Cross-post, APA CA Chapter-Northern (Northern News, August 2012)
Living Future’s Living Cities – Explorations of a Positive End Game, Scott T. Edmondson, AICP, Katja Irvin, AICP, co-directors, Sustainability Committee
The International Living Future Institute (ILFI: http://bit.ly/MRlhDm) recently won the Buckminster Fuller Challenge 2012 (http://bit.ly/MC32TN) for its innovative framework known as the Living Building Challenge (LBC) 2.0 (http://bit.ly/OSyfjE)—“a visionary path to a regenerative future.” LBC 2.0 guides the planning and design of regenerative places, from the site/building to the city/region scales. It takes LEED to the next level–to ultimate sustainability success–where impacts are reduced to net zero, e.g. eliminated, if not transformed to positive, e.g. become restorative of the regenerative life support cycles of the biosphere and local bioregion. As such, it is a planning innovation worth following if not testing!

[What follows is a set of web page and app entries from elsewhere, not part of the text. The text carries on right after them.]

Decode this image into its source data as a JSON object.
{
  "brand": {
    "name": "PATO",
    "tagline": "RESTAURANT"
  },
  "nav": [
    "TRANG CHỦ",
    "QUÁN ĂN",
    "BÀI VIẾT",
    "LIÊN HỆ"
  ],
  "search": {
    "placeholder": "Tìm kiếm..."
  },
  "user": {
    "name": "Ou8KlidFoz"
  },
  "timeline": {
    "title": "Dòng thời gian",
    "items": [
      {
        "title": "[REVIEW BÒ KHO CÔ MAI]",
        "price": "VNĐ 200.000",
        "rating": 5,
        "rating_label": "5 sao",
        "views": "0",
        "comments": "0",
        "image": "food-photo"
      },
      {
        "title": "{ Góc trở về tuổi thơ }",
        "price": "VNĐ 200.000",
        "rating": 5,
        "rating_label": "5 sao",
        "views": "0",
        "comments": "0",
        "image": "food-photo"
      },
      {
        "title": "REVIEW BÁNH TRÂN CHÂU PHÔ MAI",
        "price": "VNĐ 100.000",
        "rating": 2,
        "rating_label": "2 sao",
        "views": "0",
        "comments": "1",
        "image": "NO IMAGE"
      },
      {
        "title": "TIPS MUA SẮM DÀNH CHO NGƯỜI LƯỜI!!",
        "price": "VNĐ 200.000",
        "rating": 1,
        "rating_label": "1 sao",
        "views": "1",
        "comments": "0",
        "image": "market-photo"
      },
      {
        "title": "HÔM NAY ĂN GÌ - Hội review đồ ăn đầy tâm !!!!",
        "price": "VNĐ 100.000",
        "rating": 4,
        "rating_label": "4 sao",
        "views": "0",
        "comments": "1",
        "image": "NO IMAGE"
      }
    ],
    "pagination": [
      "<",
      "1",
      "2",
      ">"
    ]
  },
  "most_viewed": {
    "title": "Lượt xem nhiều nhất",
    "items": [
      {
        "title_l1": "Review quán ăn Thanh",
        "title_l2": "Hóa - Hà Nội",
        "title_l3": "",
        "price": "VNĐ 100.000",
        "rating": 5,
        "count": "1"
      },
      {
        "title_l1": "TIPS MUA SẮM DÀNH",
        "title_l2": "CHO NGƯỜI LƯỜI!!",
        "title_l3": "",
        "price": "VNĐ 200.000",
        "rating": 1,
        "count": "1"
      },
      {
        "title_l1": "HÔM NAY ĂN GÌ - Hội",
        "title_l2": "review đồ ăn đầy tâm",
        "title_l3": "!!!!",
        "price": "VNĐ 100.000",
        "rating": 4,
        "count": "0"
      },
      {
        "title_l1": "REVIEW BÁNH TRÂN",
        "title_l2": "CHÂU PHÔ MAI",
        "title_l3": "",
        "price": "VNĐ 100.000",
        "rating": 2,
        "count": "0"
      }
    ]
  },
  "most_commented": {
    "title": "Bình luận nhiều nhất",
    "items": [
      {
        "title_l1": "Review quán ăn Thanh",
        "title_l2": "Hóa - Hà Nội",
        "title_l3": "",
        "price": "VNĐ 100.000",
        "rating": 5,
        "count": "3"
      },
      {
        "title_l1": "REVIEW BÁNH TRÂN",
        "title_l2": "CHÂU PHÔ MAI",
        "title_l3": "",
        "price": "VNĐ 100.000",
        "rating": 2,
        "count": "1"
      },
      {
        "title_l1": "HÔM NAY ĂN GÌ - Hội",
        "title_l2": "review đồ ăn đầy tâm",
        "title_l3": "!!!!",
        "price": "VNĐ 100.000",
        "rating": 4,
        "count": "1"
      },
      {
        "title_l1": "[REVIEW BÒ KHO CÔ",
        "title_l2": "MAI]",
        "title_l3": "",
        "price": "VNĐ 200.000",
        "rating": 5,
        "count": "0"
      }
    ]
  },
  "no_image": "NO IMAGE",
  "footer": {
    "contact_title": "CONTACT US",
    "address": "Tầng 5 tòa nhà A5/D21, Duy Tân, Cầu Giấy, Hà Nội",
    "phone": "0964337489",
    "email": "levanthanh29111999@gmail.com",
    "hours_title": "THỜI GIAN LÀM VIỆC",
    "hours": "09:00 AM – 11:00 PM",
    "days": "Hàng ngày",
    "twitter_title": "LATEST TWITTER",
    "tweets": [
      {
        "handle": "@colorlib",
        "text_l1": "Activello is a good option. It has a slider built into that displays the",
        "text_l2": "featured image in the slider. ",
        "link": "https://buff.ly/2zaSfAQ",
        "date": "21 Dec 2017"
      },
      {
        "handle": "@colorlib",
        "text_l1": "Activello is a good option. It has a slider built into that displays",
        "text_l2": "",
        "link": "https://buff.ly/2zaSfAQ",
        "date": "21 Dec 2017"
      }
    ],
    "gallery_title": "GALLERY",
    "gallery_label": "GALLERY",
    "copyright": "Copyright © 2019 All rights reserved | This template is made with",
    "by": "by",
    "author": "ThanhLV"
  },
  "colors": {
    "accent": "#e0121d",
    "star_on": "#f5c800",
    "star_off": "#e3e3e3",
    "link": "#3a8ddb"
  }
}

Motivated by the idea that the future we imagine shapes human behavior and the prevalence of dystopian images of our urban future (think Blade Runner), the ILFI launched the Living City Design Competition in 2010 (http://bit.ly/NqR1nI). The competition engaged top international design and planning talent in applying LBC2.0 to the city scale. Their results (http://bit.ly/NG0wNg) showcase a positive urban future adapted to local conditions. This visioning is a first step in making the big, bold, transformative moves required for practical, next-generation urban sustainable development that planners can use now to begin creating the regenerative cities we need. One local application, Berkeley+Bay (http://bit.ly/Myel13), sketches the implications for the City of Berkeley and points towards a challenging larger regional application in the future.
One of LBC 2.0’s distinguishing features is the set of 20 performance parameters of “net-zero” principles that are now feasible using existing science, technology, and practices, along with a small dose of on-going innovation to further improve practicality. Raising the bar to net-zero is the key strategic move that transforms sustainability from an added cost to an innovation platform and profit path to the ecological-economy that underpins a sustainable society. Sustainable development is no longer pie-in-the-sky utopianism. We live in a new age of enviro-capitalism (http://bit.ly/zuJFrh) where solutions have become smart business and smart planning.
LBC 2.0 redefines the concept of green building by setting extremely ambitious goals that raise the bar by spurring the innovation needed to plan and develop regenerative buildings and places. Those goals include ultra-efficient, nontoxic buildings and places that generate all of their own energy onsite using renewable sources; capture and treat all of their own water; are constructed of nontoxic, sustainably sourced materials; use only previously developed sites; and are beautiful and inspiring to their inhabitants.
Although LBC 2.0 is not a recipe for a fully sustainable global society, it portends a huge step forward for a large component of a sustainable society—the built environment. LBC 2.0 is the 21st century realization of the 20th century vision for regenerative planning and design with roots in the pioneering work of Buckminster Fuller, Ian McHarg, John Todd, and many others. When combined with a strategic approach, as the ILFI anticipates with its recent merger (http://bit.ly/MRlhDm) of LBC 2.0 with the Cascadia Green Building Council, The Natural Step, and Ecotone Publishing, LBC 2.0 is poised to become a major driver of sustainability throughout the built environment, economy, and society. As such, planning can leverage and extend LBC 2.0 through collaboration and innovative sustainability planning.
Need More Ideas for Measuring Sustainability?
- Newly crafted City of Dubuque Indicators and sustainability principles ().
- The Rockford, Illinois region is developing an ambitious sustainability plan (see and The Indicators section).
Sustainability Committee Web Site
- Explore more resources for innovative sustainability planning ().
- Read the Committee’s inaugural E-Update ().
- Subscribe to the Committee’s e-mail list ().
- Collaborate in ways that fit your time and interests ().